Op-ed by Alicia Bárcena, Executive Secretary of ECLAC, published in La Nación, Argentina, 30 October 2010.
The premature death of former president Néstor Kirchner is a great loss not only for Argentina, but for the entire international community. Kirchner was a friend of the United Nations and a national and international leader who firmly believed in true multilateralism.
A long and distinguished career in public service, which included being intendent of his home town Río Gallegos and governor of Santa Cruz, prepared him well for the challenges he would face early into his presidency. From 2003 to 2007, he boldly tackled the effects of the deepest financial and economic crisis in Argentina's history and was able to put the economy in motion again, reestablishing economic growth and lifting millions of people above the poverty line.

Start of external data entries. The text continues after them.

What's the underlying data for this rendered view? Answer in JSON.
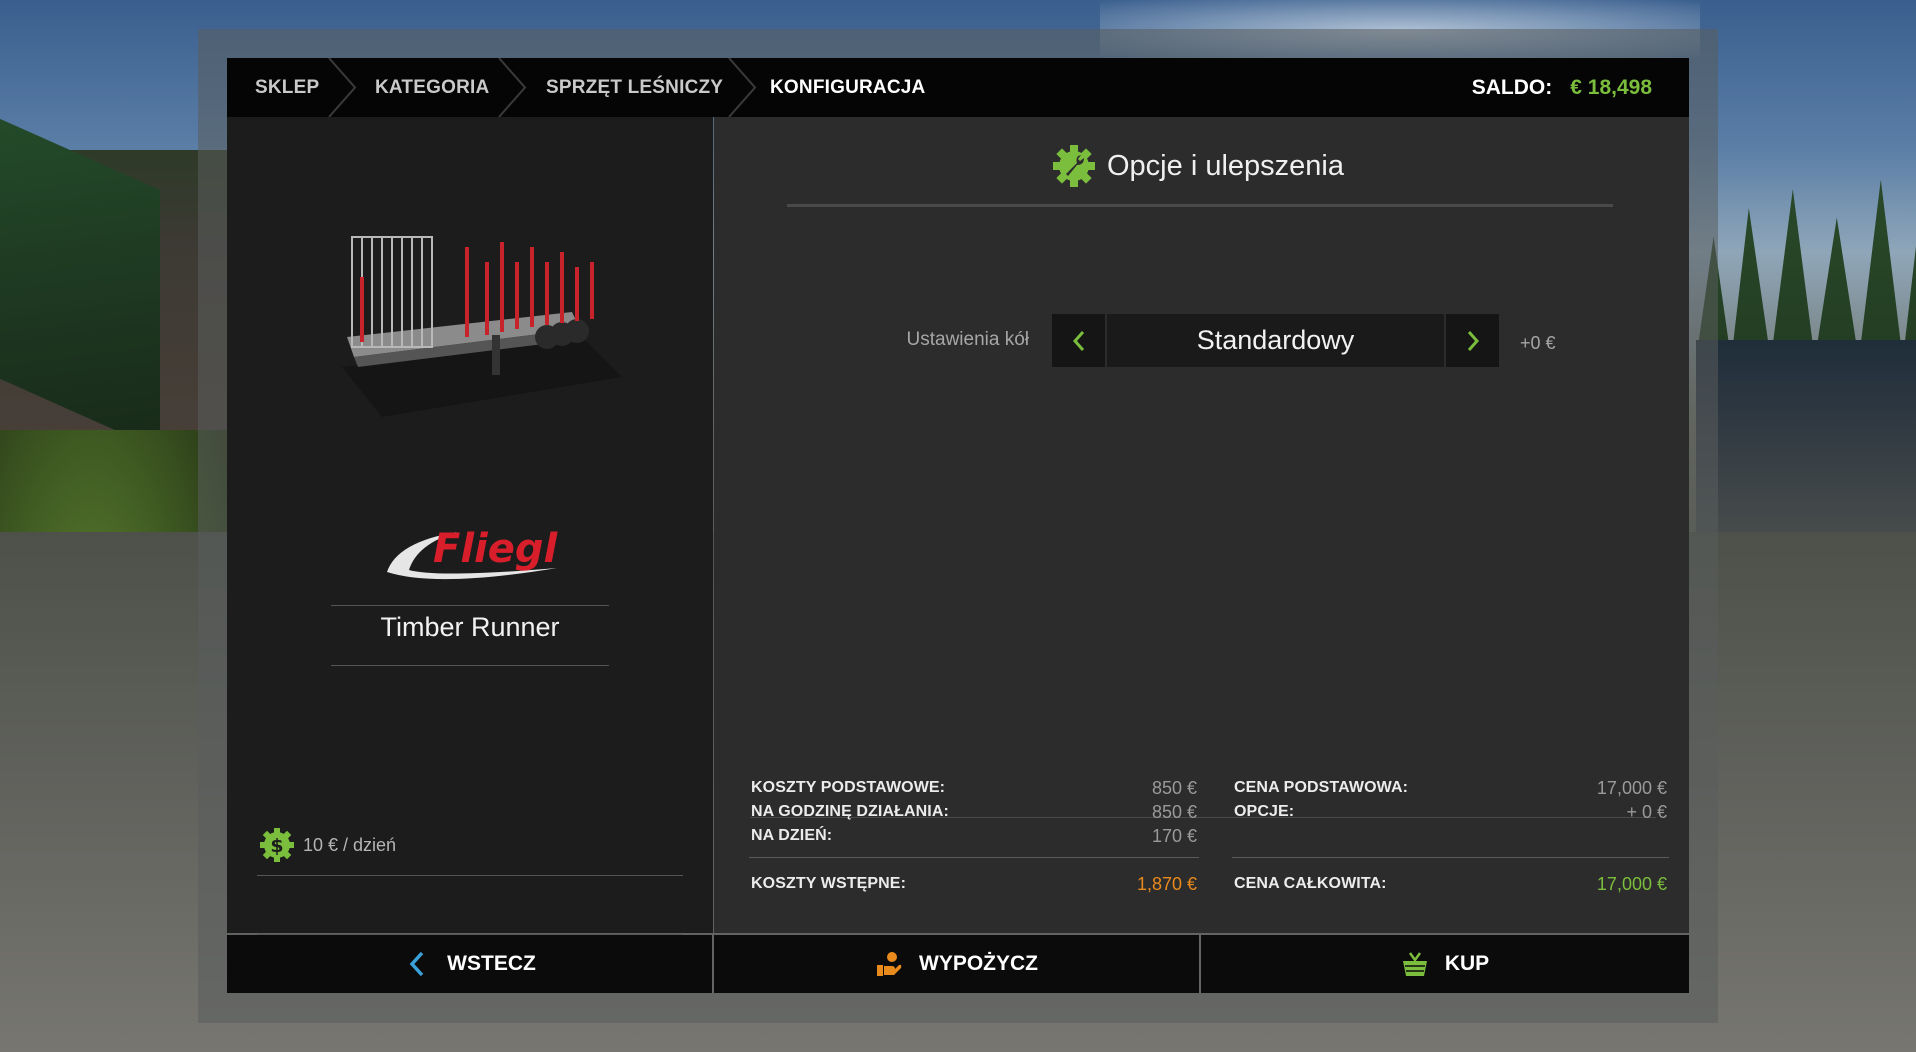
{
  "breadcrumb": [
    {
      "label": "SKLEP"
    },
    {
      "label": "KATEGORIA"
    },
    {
      "label": "SPRZĘT LEŚNICZY"
    },
    {
      "label": "KONFIGURACJA"
    }
  ],
  "balance": {
    "label": "SALDO:",
    "value": "€ 18,498"
  },
  "vehicle": {
    "brand": "Fliegl",
    "name": "Timber Runner"
  },
  "rent": {
    "text": "10 € / dzień",
    "icon": "dollar-icon"
  },
  "options": {
    "title": "Opcje i ulepszenia",
    "icon": "wrench-gear-icon",
    "settings": [
      {
        "label": "Ustawienia kół",
        "value": "Standardowy",
        "price": "+0 €"
      }
    ]
  },
  "costs": {
    "left": [
      {
        "label": "KOSZTY PODSTAWOWE:",
        "value": "850 €"
      },
      {
        "label": "NA GODZINĘ DZIAŁANIA:",
        "value": "850 €"
      },
      {
        "label": "NA DZIEŃ:",
        "value": "170 €"
      }
    ],
    "left_total": {
      "label": "KOSZTY WSTĘPNE:",
      "value": "1,870 €"
    },
    "right": [
      {
        "label": "CENA PODSTAWOWA:",
        "value": "17,000 €"
      },
      {
        "label": "OPCJE:",
        "value": "+ 0 €"
      }
    ],
    "right_total": {
      "label": "CENA CAŁKOWITA:",
      "value": "17,000 €"
    }
  },
  "buttons": {
    "back": "WSTECZ",
    "lease": "WYPOŻYCZ",
    "buy": "KUP"
  },
  "colors": {
    "accent_green": "#7bbd3c",
    "accent_orange": "#e88a1c",
    "accent_blue": "#3aa0d8",
    "brand_red": "#d81e2a"
  }
}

His decisive leadership during that time of economic and social crisis led him to adopt innovative measures that allowed for a quick and sustained recovery. In doing so, he paved the way for the fundamental reforms that years later would hold international financial institutions responsible for the financial difficulties of mid-income countries. By making the voice of the global South heard, Kirchner made a lasting contribution to multilateralism.
Speaking before the United Nations General Assembly in 2007, then president Kirchner said: "Argentina will be present in multilateral instances, promoting more fair and democratic rules in decision-making. Multilateralism is the most effective weapon against hunger, poverty, exclusion and environmental degradation".
Last month in New York, United Nations Secretary-General Ban Ki-moon had the honour of receiving Kirchner with President Cristina Fernández in the context of the General Assembly.
It was the occasion to congratulate Argentina for its presidency of the Group of 77 (G-77) and China and for Néstor Kirchner's leadership in Unasur. At a time in which new economic and decision-making models are needed, Argentina, and particularly President Fernández, have much to offer as leader of the G-77, as a member of the G-20 and of the Latin American region in general.
President Fernández deserves much of the credit for all of this and the Economic Commission for Latin America and the Caribbean will be by her side to help her.
ECLAC Executive Secretary